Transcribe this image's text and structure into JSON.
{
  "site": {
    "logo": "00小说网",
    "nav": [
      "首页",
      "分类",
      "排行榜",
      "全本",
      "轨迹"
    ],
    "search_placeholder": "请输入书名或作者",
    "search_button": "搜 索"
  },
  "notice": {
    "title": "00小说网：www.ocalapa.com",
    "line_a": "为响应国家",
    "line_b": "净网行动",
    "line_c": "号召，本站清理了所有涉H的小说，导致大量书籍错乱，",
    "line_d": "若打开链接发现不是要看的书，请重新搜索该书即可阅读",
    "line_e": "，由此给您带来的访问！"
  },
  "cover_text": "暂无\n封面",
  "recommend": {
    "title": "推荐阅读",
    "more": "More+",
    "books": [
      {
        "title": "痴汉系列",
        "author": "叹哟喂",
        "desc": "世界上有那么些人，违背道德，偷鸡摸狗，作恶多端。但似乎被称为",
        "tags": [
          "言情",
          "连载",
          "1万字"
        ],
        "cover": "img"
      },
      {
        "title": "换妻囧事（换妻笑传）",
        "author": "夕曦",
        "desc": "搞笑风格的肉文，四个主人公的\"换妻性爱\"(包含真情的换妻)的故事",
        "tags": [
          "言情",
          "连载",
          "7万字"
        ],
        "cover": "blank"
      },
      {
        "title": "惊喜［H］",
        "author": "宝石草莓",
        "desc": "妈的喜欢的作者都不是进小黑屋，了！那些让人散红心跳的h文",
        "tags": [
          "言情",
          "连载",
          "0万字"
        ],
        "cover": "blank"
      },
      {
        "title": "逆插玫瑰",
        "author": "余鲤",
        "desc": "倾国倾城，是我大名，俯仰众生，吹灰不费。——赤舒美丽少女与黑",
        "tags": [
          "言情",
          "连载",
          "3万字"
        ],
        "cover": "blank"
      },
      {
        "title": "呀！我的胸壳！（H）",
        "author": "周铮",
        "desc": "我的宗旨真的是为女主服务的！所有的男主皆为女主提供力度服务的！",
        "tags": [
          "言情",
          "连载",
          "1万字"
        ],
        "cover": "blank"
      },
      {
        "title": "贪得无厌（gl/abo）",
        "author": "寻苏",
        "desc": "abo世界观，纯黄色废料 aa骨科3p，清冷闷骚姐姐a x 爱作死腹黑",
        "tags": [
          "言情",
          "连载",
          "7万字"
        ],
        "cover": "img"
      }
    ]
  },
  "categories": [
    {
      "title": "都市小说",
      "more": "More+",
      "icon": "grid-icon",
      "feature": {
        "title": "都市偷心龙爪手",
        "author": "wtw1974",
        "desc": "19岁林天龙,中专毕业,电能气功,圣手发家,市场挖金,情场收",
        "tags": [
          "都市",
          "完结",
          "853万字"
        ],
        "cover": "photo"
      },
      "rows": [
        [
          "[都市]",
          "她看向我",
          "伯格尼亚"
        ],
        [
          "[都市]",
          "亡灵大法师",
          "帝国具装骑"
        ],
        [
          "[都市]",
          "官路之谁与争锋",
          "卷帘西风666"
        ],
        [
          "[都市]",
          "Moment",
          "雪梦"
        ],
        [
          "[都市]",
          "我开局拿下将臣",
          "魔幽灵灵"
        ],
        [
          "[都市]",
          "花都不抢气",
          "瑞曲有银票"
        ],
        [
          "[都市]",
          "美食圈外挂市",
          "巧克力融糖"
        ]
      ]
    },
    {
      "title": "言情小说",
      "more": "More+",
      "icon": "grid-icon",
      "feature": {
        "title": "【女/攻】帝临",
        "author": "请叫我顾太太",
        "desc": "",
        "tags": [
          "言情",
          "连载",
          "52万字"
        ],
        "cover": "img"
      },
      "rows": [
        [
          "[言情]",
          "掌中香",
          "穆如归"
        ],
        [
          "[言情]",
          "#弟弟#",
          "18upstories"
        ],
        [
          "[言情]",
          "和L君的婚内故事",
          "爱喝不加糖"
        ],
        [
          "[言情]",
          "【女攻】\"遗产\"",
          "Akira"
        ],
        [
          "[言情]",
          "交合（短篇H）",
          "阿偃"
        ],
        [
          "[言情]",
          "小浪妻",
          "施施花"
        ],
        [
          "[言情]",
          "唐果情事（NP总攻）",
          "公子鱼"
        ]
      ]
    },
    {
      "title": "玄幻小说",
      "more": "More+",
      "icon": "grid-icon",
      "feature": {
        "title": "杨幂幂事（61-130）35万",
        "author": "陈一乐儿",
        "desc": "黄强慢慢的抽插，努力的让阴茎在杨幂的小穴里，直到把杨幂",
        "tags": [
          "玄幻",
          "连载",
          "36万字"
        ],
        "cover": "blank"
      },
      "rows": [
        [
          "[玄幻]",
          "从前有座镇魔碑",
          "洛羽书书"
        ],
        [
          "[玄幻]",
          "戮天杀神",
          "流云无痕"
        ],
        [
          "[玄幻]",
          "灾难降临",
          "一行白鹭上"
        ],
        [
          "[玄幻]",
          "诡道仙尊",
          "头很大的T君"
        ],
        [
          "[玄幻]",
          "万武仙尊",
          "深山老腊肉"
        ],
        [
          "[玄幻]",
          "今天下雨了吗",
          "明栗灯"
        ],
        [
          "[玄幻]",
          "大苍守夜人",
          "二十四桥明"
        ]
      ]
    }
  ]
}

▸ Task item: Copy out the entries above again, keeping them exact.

▸ Answer box:
Transcribe this image's text and structure into JSON.
{
  "site": {
    "logo": "00小说网",
    "nav": [
      "首页",
      "分类",
      "排行榜",
      "全本",
      "轨迹"
    ],
    "search_placeholder": "请输入书名或作者",
    "search_button": "搜 索"
  },
  "notice": {
    "title": "00小说网：www.ocalapa.com",
    "line_a": "为响应国家",
    "line_b": "净网行动",
    "line_c": "号召，本站清理了所有涉H的小说，导致大量书籍错乱，",
    "line_d": "若打开链接发现不是要看的书，请重新搜索该书即可阅读",
    "line_e": "，由此给您带来的访问！"
  },
  "cover_text": "暂无\n封面",
  "recommend": {
    "title": "推荐阅读",
    "more": "More+",
    "books": [
      {
        "title": "痴汉系列",
        "author": "叹哟喂",
        "desc": "世界上有那么些人，违背道德，偷鸡摸狗，作恶多端。但似乎被称为",
        "tags": [
          "言情",
          "连载",
          "1万字"
        ],
        "cover": "img"
      },
      {
        "title": "换妻囧事（换妻笑传）",
        "author": "夕曦",
        "desc": "搞笑风格的肉文，四个主人公的\"换妻性爱\"(包含真情的换妻)的故事",
        "tags": [
          "言情",
          "连载",
          "7万字"
        ],
        "cover": "blank"
      },
      {
        "title": "惊喜［H］",
        "author": "宝石草莓",
        "desc": "妈的喜欢的作者都不是进小黑屋，了！那些让人散红心跳的h文",
        "tags": [
          "言情",
          "连载",
          "0万字"
        ],
        "cover": "blank"
      },
      {
        "title": "逆插玫瑰",
        "author": "余鲤",
        "desc": "倾国倾城，是我大名，俯仰众生，吹灰不费。——赤舒美丽少女与黑",
        "tags": [
          "言情",
          "连载",
          "3万字"
        ],
        "cover": "blank"
      },
      {
        "title": "呀！我的胸壳！（H）",
        "author": "周铮",
        "desc": "我的宗旨真的是为女主服务的！所有的男主皆为女主提供力度服务的！",
        "tags": [
          "言情",
          "连载",
          "1万字"
        ],
        "cover": "blank"
      },
      {
        "title": "贪得无厌（gl/abo）",
        "author": "寻苏",
        "desc": "abo世界观，纯黄色废料 aa骨科3p，清冷闷骚姐姐a x 爱作死腹黑",
        "tags": [
          "言情",
          "连载",
          "7万字"
        ],
        "cover": "img"
      }
    ]
  },
  "categories": [
    {
      "title": "都市小说",
      "more": "More+",
      "icon": "grid-icon",
      "feature": {
        "title": "都市偷心龙爪手",
        "author": "wtw1974",
        "desc": "19岁林天龙,中专毕业,电能气功,圣手发家,市场挖金,情场收",
        "tags": [
          "都市",
          "完结",
          "853万字"
        ],
        "cover": "photo"
      },
      "rows": [
        [
          "[都市]",
          "她看向我",
          "伯格尼亚"
        ],
        [
          "[都市]",
          "亡灵大法师",
          "帝国具装骑"
        ],
        [
          "[都市]",
          "官路之谁与争锋",
          "卷帘西风666"
        ],
        [
          "[都市]",
          "Moment",
          "雪梦"
        ],
        [
          "[都市]",
          "我开局拿下将臣",
          "魔幽灵灵"
        ],
        [
          "[都市]",
          "花都不抢气",
          "瑞曲有银票"
        ],
        [
          "[都市]",
          "美食圈外挂市",
          "巧克力融糖"
        ]
      ]
    },
    {
      "title": "言情小说",
      "more": "More+",
      "icon": "grid-icon",
      "feature": {
        "title": "【女/攻】帝临",
        "author": "请叫我顾太太",
        "desc": "",
        "tags": [
          "言情",
          "连载",
          "52万字"
        ],
        "cover": "img"
      },
      "rows": [
        [
          "[言情]",
          "掌中香",
          "穆如归"
        ],
        [
          "[言情]",
          "#弟弟#",
          "18upstories"
        ],
        [
          "[言情]",
          "和L君的婚内故事",
          "爱喝不加糖"
        ],
        [
          "[言情]",
          "【女攻】\"遗产\"",
          "Akira"
        ],
        [
          "[言情]",
          "交合（短篇H）",
          "阿偃"
        ],
        [
          "[言情]",
          "小浪妻",
          "施施花"
        ],
        [
          "[言情]",
          "唐果情事（NP总攻）",
          "公子鱼"
        ]
      ]
    },
    {
      "title": "玄幻小说",
      "more": "More+",
      "icon": "grid-icon",
      "feature": {
        "title": "杨幂幂事（61-130）35万",
        "author": "陈一乐儿",
        "desc": "黄强慢慢的抽插，努力的让阴茎在杨幂的小穴里，直到把杨幂",
        "tags": [
          "玄幻",
          "连载",
          "36万字"
        ],
        "cover": "blank"
      },
      "rows": [
        [
          "[玄幻]",
          "从前有座镇魔碑",
          "洛羽书书"
        ],
        [
          "[玄幻]",
          "戮天杀神",
          "流云无痕"
        ],
        [
          "[玄幻]",
          "灾难降临",
          "一行白鹭上"
        ],
        [
          "[玄幻]",
          "诡道仙尊",
          "头很大的T君"
        ],
        [
          "[玄幻]",
          "万武仙尊",
          "深山老腊肉"
        ],
        [
          "[玄幻]",
          "今天下雨了吗",
          "明栗灯"
        ],
        [
          "[玄幻]",
          "大苍守夜人",
          "二十四桥明"
        ]
      ]
    }
  ]
}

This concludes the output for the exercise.